At, they explain how to pick a length of tee.  They focus on the size of the club being used and the size of the club.  They suggest:

  • 2 1/8″ tees are used for your irons, hybrid clubs, and low profile woods.
  • 2 3/4″ tees are used for drivers under 360cc.
  • 3 1/4″ tees are used for drivers over 360cc.
  • 4″ tees are the longest tees allowed in play, they will give you the maximum impact angle while driving. conducted a poll on the length of tee used by golfers.  2 3/4 inch was first with 44% of the vote and 3 1/4 inch was second with 34% of the vote.  I would suggest that the longer tees are used more because of the increase in driver size over the past 10 years.

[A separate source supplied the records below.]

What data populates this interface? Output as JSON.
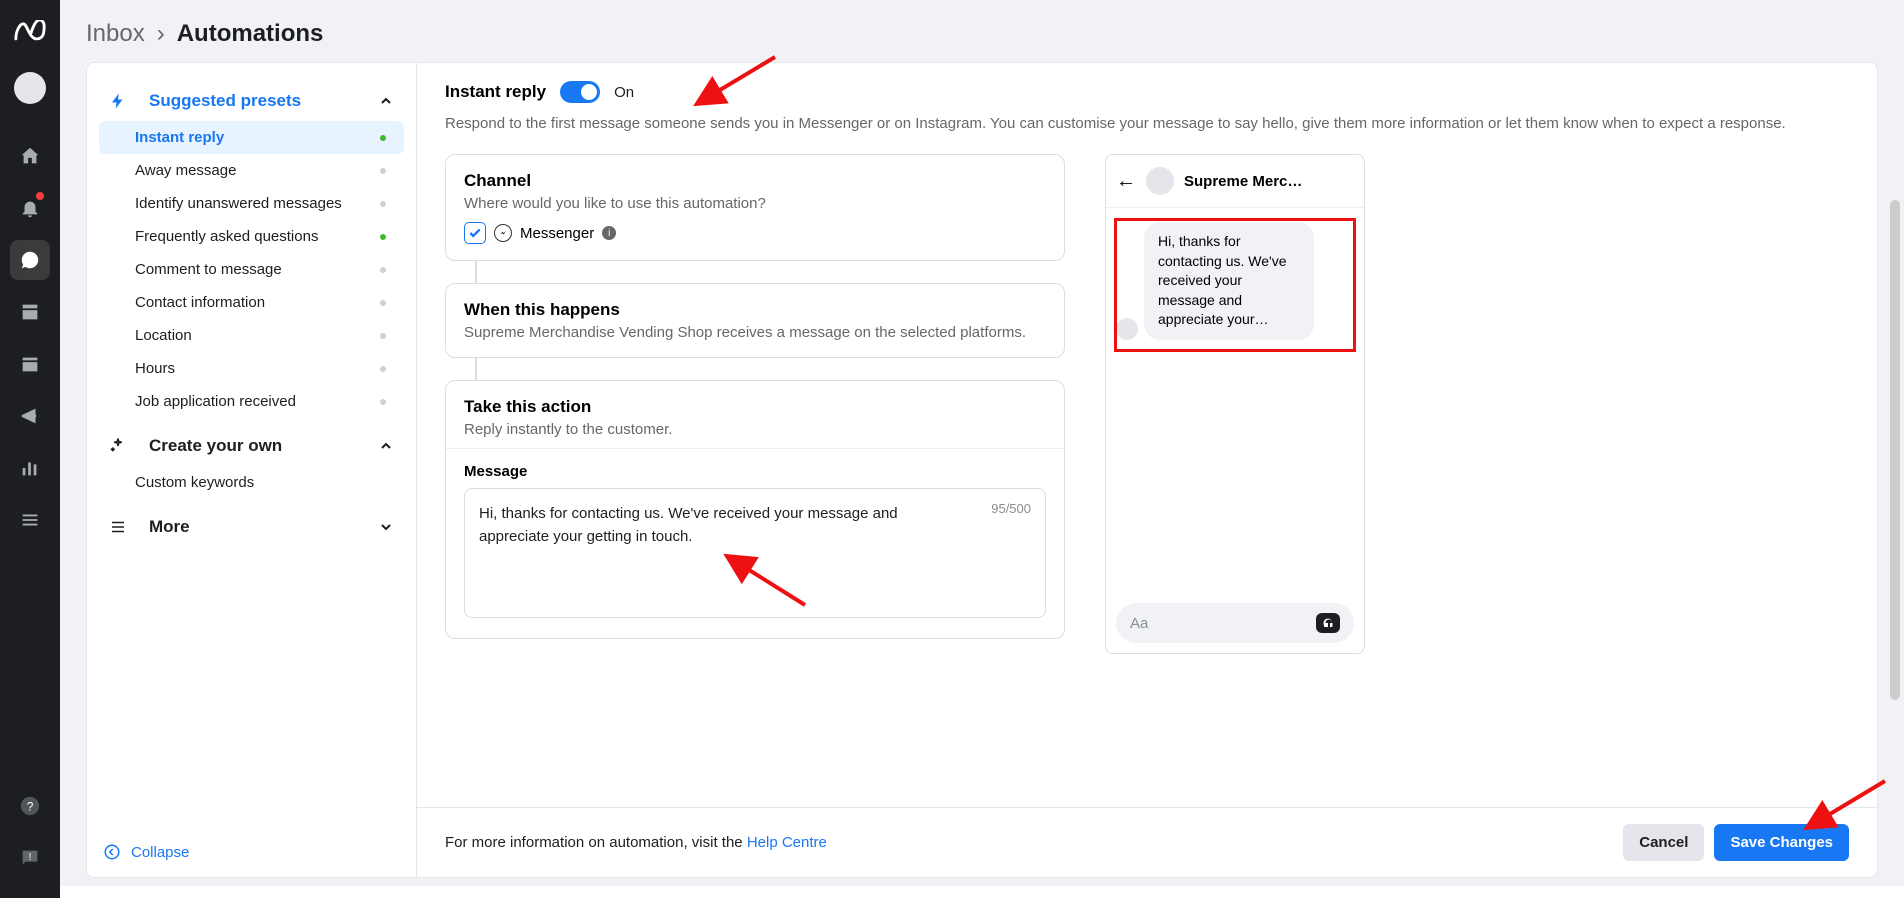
{
  "breadcrumb": {
    "part1": "Inbox",
    "part2": "Automations"
  },
  "sidebar": {
    "suggested_label": "Suggested presets",
    "create_label": "Create your own",
    "more_label": "More",
    "collapse_label": "Collapse",
    "items": [
      {
        "label": "Instant reply",
        "active": true,
        "dot": "green"
      },
      {
        "label": "Away message",
        "dot": "none"
      },
      {
        "label": "Identify unanswered messages",
        "dot": "none"
      },
      {
        "label": "Frequently asked questions",
        "dot": "green"
      },
      {
        "label": "Comment to message",
        "dot": "none"
      },
      {
        "label": "Contact information",
        "dot": "none"
      },
      {
        "label": "Location",
        "dot": "none"
      },
      {
        "label": "Hours",
        "dot": "none"
      },
      {
        "label": "Job application received",
        "dot": "none"
      }
    ],
    "custom_keywords": "Custom keywords"
  },
  "header": {
    "title": "Instant reply",
    "toggle_state": "On",
    "description": "Respond to the first message someone sends you in Messenger or on Instagram. You can customise your message to say hello, give them more information or let them know when to expect a response."
  },
  "flow": {
    "channel": {
      "title": "Channel",
      "sub": "Where would you like to use this automation?",
      "messenger": "Messenger"
    },
    "when": {
      "title": "When this happens",
      "sub": "Supreme Merchandise Vending Shop receives a message on the selected platforms."
    },
    "action": {
      "title": "Take this action",
      "sub": "Reply instantly to the customer.",
      "msg_label": "Message",
      "msg_text": "Hi, thanks for contacting us. We've received your message and appreciate your getting in touch.",
      "msg_count": "95/500"
    }
  },
  "preview": {
    "name": "Supreme Merc…",
    "bubble": "Hi, thanks for contacting us. We've received your message and appreciate your…",
    "placeholder": "Aa"
  },
  "footer": {
    "text": "For more information on automation, visit the ",
    "link": "Help Centre",
    "cancel": "Cancel",
    "save": "Save Changes"
  }
}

Image from: is all very interesting.  The length of tee is important, but there are no real rules.  I believe that the 4 inch tee may not be the length of choice because of how high the ball would sit, but again I have never tried it.

For my driver, I use a 2 3/4 inch tee.  For my irons, hybrids or 3 wood, I use broken tees.  I collect them around the course and use them all the time.  Rarely will I use a new tee.   I have tried just about every design and style of tee.  I always go back the standard old fashion tee.  Seems to work best for me.

Overall, it really does not matter.  What does matter is that the length of tee is right for you.  Experiment and try different lengths.  Let me know how you made out.

I am a grateful golfer.  See you on the links!